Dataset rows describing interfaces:
════

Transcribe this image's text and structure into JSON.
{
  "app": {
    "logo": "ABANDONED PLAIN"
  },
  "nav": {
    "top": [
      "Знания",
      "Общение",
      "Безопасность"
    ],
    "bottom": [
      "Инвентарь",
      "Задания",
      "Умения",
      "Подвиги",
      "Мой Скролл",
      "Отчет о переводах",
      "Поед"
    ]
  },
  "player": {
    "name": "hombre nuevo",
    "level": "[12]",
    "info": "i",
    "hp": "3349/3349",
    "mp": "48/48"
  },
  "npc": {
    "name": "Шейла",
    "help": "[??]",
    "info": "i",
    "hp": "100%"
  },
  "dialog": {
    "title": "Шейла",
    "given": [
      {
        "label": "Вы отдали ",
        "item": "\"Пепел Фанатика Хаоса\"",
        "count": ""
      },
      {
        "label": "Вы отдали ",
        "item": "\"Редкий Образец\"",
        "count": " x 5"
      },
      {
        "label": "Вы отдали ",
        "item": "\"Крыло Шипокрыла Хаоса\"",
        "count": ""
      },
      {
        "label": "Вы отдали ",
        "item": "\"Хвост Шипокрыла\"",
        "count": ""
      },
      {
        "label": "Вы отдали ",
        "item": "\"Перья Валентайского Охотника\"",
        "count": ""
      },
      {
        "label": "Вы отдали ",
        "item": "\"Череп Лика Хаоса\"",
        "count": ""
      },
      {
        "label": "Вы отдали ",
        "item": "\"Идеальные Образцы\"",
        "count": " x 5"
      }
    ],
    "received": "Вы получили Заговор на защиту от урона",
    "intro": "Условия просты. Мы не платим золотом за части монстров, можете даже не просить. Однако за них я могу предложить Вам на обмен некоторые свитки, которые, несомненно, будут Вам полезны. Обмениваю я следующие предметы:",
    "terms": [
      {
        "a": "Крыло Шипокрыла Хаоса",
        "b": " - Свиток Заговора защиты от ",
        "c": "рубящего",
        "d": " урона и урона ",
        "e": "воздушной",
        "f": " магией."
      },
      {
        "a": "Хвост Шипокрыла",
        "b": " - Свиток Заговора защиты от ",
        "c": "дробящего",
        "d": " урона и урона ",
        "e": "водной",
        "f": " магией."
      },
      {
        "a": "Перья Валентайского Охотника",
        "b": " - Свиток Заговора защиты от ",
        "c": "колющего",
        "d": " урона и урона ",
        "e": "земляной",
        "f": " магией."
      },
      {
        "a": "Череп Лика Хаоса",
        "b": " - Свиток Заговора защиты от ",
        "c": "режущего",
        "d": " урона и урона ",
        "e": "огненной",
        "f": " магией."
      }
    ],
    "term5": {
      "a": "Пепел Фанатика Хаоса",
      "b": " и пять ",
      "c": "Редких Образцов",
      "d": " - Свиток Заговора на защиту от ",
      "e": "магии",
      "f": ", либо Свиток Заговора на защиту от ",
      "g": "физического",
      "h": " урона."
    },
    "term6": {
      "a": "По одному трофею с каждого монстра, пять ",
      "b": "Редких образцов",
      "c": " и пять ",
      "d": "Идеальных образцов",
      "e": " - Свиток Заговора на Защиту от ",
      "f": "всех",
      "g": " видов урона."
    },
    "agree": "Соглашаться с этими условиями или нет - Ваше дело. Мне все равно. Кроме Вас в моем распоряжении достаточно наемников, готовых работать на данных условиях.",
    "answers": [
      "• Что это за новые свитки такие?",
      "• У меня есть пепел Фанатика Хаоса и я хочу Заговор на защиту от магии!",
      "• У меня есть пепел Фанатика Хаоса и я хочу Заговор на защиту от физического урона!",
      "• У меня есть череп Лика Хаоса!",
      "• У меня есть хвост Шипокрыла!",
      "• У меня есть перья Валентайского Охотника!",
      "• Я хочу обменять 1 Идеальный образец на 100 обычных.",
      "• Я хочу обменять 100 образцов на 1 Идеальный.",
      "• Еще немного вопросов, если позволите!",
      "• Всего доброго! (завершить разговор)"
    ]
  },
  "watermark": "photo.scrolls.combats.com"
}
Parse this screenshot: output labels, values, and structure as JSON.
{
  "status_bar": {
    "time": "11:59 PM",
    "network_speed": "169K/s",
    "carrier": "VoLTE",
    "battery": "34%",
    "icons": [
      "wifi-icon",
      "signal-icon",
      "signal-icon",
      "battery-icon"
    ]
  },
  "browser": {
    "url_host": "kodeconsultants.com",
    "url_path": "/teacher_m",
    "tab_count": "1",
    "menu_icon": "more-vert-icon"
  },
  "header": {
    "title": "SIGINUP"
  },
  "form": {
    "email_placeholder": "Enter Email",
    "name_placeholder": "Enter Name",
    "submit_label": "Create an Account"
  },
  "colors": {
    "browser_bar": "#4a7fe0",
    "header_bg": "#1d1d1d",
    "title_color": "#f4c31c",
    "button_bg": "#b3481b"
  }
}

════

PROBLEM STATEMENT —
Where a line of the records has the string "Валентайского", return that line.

ANSWER BELOW —
        "item": "\"Перья Валентайского Охотника\"",
        "a": "Перья Валентайского Охотника",
      "• У меня есть перья Валентайского Охотника!",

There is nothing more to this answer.